Strength in organization has rarely been sustained in this society so focused on individual achievement and profit, but the AACM through hard work, discipline, self-criticism and a willingness to rethink its ideas and principles, has done that.  Lewis has not only given the organization a fascinating and powerful version of its story, he has given us tools for reflection and use.  How and why should such organizations be created?  Do you have to have a powerful teacher such as Abrams?  What does service to the community mean?  How do academic and established institutions help or hinder?  These are the kinds of questions that are asked and answered in so many ways in A Power Stronger Than Itself.  Moreover, he has posed a number of questions that others may attempt to answer: how does misogyny hold back an organization?  What does self-determination mean in a capitalist society?  Do multiple perspectives render better kinds of work or not?  Of course the hardest question, why a racialized organization in a society that now as Obama running for President?  Well, racism has not left the building.
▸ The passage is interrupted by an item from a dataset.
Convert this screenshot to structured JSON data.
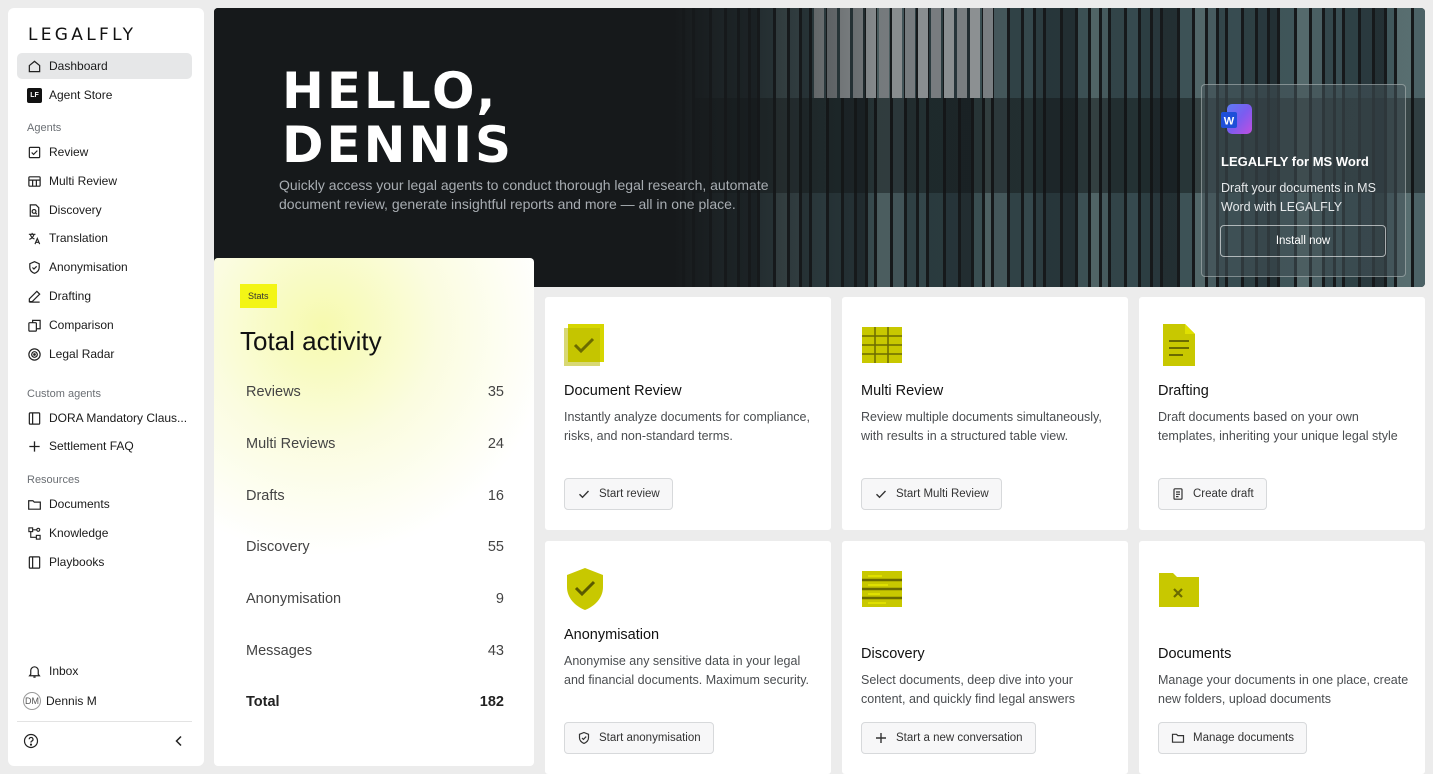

That Lewis could weave such a philosophical, emotional, political work also demonstrates his genius as a musician and composer is matched by scholarship and his capacity to collate, deflate and instigate a range of ideas, tropes and occasional raspberries.  If you hate words like hagiography and polyphony, etc. well, this may not be the book for you.  But if you want to read about how poor Black musicians in the early 1960s took their ideas up from a kitchen table, came together and then took those ideas around the world, well, you can’t beat it.  George E. Lewis has done his people, even if he would not be so essentialist as that, proud.